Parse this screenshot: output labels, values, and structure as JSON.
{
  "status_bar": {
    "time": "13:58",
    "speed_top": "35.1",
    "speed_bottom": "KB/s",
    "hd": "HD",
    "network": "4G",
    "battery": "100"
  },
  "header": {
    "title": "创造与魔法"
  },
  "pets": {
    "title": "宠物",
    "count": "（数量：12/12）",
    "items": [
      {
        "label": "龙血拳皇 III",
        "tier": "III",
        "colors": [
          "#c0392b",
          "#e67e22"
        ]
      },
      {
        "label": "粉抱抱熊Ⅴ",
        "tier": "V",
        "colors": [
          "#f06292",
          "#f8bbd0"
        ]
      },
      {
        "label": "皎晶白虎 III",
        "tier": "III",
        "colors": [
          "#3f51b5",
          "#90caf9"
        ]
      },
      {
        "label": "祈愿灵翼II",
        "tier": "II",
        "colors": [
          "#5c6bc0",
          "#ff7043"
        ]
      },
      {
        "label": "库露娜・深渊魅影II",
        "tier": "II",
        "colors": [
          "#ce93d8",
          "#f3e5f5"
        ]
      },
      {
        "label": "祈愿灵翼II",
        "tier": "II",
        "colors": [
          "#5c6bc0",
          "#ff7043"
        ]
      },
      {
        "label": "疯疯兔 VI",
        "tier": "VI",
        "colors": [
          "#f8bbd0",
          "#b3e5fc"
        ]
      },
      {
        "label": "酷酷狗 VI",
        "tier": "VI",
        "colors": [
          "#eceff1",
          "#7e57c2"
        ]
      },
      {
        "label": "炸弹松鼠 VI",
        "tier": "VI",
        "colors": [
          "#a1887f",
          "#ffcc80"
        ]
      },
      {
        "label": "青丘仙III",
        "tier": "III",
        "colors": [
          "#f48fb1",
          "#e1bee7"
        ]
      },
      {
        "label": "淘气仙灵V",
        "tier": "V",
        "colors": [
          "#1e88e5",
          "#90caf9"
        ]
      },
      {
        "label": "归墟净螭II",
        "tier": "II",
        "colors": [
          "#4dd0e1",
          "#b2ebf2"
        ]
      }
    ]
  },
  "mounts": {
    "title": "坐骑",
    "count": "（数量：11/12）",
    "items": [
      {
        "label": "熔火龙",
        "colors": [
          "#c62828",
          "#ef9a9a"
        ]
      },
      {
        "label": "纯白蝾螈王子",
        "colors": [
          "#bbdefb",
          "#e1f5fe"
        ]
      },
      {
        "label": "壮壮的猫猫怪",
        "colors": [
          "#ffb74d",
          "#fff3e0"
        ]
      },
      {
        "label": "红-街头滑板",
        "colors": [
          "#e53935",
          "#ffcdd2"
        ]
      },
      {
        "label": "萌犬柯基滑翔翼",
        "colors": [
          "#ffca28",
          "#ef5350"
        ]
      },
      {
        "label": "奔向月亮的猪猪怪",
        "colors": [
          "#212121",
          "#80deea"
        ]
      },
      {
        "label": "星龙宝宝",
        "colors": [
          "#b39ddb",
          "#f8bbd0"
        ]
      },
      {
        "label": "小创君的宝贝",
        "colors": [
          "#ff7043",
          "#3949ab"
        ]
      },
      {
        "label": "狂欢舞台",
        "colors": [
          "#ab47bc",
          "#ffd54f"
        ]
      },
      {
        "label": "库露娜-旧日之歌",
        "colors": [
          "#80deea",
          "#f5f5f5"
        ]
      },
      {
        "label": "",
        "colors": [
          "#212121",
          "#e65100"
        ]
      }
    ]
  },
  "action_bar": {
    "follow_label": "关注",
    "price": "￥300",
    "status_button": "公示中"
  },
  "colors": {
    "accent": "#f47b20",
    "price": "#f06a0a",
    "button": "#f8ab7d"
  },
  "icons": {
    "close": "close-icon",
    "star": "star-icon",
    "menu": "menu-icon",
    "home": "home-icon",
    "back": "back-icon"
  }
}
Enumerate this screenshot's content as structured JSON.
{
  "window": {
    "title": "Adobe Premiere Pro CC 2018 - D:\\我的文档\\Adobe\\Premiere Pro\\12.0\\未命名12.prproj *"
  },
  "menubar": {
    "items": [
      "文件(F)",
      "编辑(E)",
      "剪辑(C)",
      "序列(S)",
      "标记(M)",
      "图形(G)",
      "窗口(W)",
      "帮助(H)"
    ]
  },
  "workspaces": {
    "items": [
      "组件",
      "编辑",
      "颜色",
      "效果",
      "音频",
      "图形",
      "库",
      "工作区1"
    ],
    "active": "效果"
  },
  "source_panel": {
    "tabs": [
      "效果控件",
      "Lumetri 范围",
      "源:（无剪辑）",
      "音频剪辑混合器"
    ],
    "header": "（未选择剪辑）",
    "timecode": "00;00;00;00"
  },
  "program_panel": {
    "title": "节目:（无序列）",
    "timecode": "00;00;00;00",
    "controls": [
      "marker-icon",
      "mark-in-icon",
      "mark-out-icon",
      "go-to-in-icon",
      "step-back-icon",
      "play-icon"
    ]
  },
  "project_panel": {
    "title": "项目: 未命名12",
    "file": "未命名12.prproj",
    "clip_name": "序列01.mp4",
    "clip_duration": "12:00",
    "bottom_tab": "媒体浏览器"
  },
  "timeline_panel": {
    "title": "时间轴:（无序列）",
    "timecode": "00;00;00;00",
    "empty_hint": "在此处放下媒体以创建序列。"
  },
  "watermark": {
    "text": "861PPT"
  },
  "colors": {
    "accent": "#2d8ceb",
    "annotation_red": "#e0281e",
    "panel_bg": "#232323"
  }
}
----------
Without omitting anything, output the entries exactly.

▸ **OUTPUT OF THE TASK**:
Parse this screenshot: output labels, values, and structure as JSON.
{
  "status_bar": {
    "time": "13:58",
    "speed_top": "35.1",
    "speed_bottom": "KB/s",
    "hd": "HD",
    "network": "4G",
    "battery": "100"
  },
  "header": {
    "title": "创造与魔法"
  },
  "pets": {
    "title": "宠物",
    "count": "（数量：12/12）",
    "items": [
      {
        "label": "龙血拳皇 III",
        "tier": "III",
        "colors": [
          "#c0392b",
          "#e67e22"
        ]
      },
      {
        "label": "粉抱抱熊Ⅴ",
        "tier": "V",
        "colors": [
          "#f06292",
          "#f8bbd0"
        ]
      },
      {
        "label": "皎晶白虎 III",
        "tier": "III",
        "colors": [
          "#3f51b5",
          "#90caf9"
        ]
      },
      {
        "label": "祈愿灵翼II",
        "tier": "II",
        "colors": [
          "#5c6bc0",
          "#ff7043"
        ]
      },
      {
        "label": "库露娜・深渊魅影II",
        "tier": "II",
        "colors": [
          "#ce93d8",
          "#f3e5f5"
        ]
      },
      {
        "label": "祈愿灵翼II",
        "tier": "II",
        "colors": [
          "#5c6bc0",
          "#ff7043"
        ]
      },
      {
        "label": "疯疯兔 VI",
        "tier": "VI",
        "colors": [
          "#f8bbd0",
          "#b3e5fc"
        ]
      },
      {
        "label": "酷酷狗 VI",
        "tier": "VI",
        "colors": [
          "#eceff1",
          "#7e57c2"
        ]
      },
      {
        "label": "炸弹松鼠 VI",
        "tier": "VI",
        "colors": [
          "#a1887f",
          "#ffcc80"
        ]
      },
      {
        "label": "青丘仙III",
        "tier": "III",
        "colors": [
          "#f48fb1",
          "#e1bee7"
        ]
      },
      {
        "label": "淘气仙灵V",
        "tier": "V",
        "colors": [
          "#1e88e5",
          "#90caf9"
        ]
      },
      {
        "label": "归墟净螭II",
        "tier": "II",
        "colors": [
          "#4dd0e1",
          "#b2ebf2"
        ]
      }
    ]
  },
  "mounts": {
    "title": "坐骑",
    "count": "（数量：11/12）",
    "items": [
      {
        "label": "熔火龙",
        "colors": [
          "#c62828",
          "#ef9a9a"
        ]
      },
      {
        "label": "纯白蝾螈王子",
        "colors": [
          "#bbdefb",
          "#e1f5fe"
        ]
      },
      {
        "label": "壮壮的猫猫怪",
        "colors": [
          "#ffb74d",
          "#fff3e0"
        ]
      },
      {
        "label": "红-街头滑板",
        "colors": [
          "#e53935",
          "#ffcdd2"
        ]
      },
      {
        "label": "萌犬柯基滑翔翼",
        "colors": [
          "#ffca28",
          "#ef5350"
        ]
      },
      {
        "label": "奔向月亮的猪猪怪",
        "colors": [
          "#212121",
          "#80deea"
        ]
      },
      {
        "label": "星龙宝宝",
        "colors": [
          "#b39ddb",
          "#f8bbd0"
        ]
      },
      {
        "label": "小创君的宝贝",
        "colors": [
          "#ff7043",
          "#3949ab"
        ]
      },
      {
        "label": "狂欢舞台",
        "colors": [
          "#ab47bc",
          "#ffd54f"
        ]
      },
      {
        "label": "库露娜-旧日之歌",
        "colors": [
          "#80deea",
          "#f5f5f5"
        ]
      },
      {
        "label": "",
        "colors": [
          "#212121",
          "#e65100"
        ]
      }
    ]
  },
  "action_bar": {
    "follow_label": "关注",
    "price": "￥300",
    "status_button": "公示中"
  },
  "colors": {
    "accent": "#f47b20",
    "price": "#f06a0a",
    "button": "#f8ab7d"
  },
  "icons": {
    "close": "close-icon",
    "star": "star-icon",
    "menu": "menu-icon",
    "home": "home-icon",
    "back": "back-icon"
  }
}
Enumerate this screenshot's content as structured JSON.
{
  "window": {
    "title": "Adobe Premiere Pro CC 2018 - D:\\我的文档\\Adobe\\Premiere Pro\\12.0\\未命名12.prproj *"
  },
  "menubar": {
    "items": [
      "文件(F)",
      "编辑(E)",
      "剪辑(C)",
      "序列(S)",
      "标记(M)",
      "图形(G)",
      "窗口(W)",
      "帮助(H)"
    ]
  },
  "workspaces": {
    "items": [
      "组件",
      "编辑",
      "颜色",
      "效果",
      "音频",
      "图形",
      "库",
      "工作区1"
    ],
    "active": "效果"
  },
  "source_panel": {
    "tabs": [
      "效果控件",
      "Lumetri 范围",
      "源:（无剪辑）",
      "音频剪辑混合器"
    ],
    "header": "（未选择剪辑）",
    "timecode": "00;00;00;00"
  },
  "program_panel": {
    "title": "节目:（无序列）",
    "timecode": "00;00;00;00",
    "controls": [
      "marker-icon",
      "mark-in-icon",
      "mark-out-icon",
      "go-to-in-icon",
      "step-back-icon",
      "play-icon"
    ]
  },
  "project_panel": {
    "title": "项目: 未命名12",
    "file": "未命名12.prproj",
    "clip_name": "序列01.mp4",
    "clip_duration": "12:00",
    "bottom_tab": "媒体浏览器"
  },
  "timeline_panel": {
    "title": "时间轴:（无序列）",
    "timecode": "00;00;00;00",
    "empty_hint": "在此处放下媒体以创建序列。"
  },
  "watermark": {
    "text": "861PPT"
  },
  "colors": {
    "accent": "#2d8ceb",
    "annotation_red": "#e0281e",
    "panel_bg": "#232323"
  }
}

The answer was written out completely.